What is needed - Each line of the listing that includes "Food" should be reported.

Listed entries -
^^^^

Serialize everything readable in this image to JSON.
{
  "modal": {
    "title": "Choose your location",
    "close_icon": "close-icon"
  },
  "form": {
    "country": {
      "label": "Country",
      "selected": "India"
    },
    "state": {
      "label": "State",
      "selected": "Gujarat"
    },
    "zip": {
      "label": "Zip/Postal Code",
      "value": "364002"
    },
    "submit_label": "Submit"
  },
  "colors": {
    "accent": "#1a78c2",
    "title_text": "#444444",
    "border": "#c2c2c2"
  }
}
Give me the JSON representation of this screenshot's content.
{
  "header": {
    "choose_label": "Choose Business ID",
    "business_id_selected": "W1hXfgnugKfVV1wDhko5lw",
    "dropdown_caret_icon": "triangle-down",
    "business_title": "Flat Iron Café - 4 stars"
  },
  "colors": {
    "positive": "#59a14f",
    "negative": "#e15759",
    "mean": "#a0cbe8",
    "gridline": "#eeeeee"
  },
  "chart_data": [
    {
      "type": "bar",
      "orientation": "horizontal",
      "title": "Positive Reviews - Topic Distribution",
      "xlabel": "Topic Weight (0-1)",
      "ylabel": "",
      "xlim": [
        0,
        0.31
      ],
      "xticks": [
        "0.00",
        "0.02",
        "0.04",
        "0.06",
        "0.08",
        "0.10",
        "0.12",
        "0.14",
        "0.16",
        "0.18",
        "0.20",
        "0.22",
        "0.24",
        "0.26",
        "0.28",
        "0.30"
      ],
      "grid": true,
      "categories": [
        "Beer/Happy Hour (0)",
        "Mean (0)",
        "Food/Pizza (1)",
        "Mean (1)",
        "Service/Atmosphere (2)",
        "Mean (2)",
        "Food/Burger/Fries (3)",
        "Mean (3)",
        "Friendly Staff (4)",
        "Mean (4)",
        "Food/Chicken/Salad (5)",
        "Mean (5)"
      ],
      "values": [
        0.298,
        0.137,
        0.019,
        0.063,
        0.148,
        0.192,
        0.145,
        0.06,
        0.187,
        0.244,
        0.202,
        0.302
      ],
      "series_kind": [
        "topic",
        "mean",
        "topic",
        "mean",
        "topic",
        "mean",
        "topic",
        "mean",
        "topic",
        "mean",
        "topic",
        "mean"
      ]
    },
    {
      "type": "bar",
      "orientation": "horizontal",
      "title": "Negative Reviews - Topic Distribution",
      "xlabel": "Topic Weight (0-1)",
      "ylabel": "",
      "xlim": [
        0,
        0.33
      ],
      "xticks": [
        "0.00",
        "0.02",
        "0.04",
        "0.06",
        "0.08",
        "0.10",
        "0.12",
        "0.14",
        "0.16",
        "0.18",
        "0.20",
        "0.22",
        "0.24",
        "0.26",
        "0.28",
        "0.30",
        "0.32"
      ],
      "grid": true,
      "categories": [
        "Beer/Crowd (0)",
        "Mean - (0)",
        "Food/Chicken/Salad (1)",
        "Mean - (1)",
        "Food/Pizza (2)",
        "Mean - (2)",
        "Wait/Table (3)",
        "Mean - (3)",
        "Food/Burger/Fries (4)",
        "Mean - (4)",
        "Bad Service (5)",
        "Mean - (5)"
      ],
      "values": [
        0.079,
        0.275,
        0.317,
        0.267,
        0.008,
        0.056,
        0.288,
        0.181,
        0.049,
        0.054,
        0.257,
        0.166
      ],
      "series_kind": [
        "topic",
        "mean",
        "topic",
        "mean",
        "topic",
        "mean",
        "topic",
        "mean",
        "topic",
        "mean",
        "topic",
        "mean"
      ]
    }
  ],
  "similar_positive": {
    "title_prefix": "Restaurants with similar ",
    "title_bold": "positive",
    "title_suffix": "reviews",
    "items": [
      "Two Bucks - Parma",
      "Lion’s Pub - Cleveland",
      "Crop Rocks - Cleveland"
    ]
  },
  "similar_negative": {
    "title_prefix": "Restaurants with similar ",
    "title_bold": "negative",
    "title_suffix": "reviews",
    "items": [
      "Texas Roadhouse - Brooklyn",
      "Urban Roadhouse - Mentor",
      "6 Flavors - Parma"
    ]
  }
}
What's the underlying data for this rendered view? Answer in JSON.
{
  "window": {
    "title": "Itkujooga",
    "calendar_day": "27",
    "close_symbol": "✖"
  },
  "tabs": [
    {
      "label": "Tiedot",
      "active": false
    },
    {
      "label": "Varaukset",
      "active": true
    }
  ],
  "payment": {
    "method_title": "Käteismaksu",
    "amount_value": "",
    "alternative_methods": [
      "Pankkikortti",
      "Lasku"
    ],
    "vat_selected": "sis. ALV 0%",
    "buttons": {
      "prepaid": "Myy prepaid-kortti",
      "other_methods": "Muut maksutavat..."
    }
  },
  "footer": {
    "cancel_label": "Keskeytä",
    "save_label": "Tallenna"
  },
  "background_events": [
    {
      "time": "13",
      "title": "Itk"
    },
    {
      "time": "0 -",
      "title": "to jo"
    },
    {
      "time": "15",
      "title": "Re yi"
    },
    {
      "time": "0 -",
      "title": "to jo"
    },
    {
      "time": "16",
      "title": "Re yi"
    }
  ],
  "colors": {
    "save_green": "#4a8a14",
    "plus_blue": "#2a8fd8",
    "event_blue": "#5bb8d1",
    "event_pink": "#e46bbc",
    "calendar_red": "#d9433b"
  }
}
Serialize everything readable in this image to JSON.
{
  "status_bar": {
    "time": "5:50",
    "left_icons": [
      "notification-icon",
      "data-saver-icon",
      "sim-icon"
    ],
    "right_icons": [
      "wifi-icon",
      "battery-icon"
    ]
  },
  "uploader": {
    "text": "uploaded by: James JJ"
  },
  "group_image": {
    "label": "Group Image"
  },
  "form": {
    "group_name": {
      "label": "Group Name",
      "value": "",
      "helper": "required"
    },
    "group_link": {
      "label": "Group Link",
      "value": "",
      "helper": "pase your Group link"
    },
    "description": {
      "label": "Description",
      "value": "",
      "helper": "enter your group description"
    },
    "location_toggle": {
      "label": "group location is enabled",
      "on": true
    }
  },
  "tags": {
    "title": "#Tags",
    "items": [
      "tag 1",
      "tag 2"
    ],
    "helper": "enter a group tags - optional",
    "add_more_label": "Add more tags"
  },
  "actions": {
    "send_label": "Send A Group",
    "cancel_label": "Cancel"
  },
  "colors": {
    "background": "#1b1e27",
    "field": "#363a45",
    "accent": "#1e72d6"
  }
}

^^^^

Written solution -
        "Food/Pizza (1)",
        "Food/Burger/Fries (3)",
        "Food/Chicken/Salad (5)",
        "Food/Chicken/Salad (1)",
        "Food/Pizza (2)",
        "Food/Burger/Fries (4)",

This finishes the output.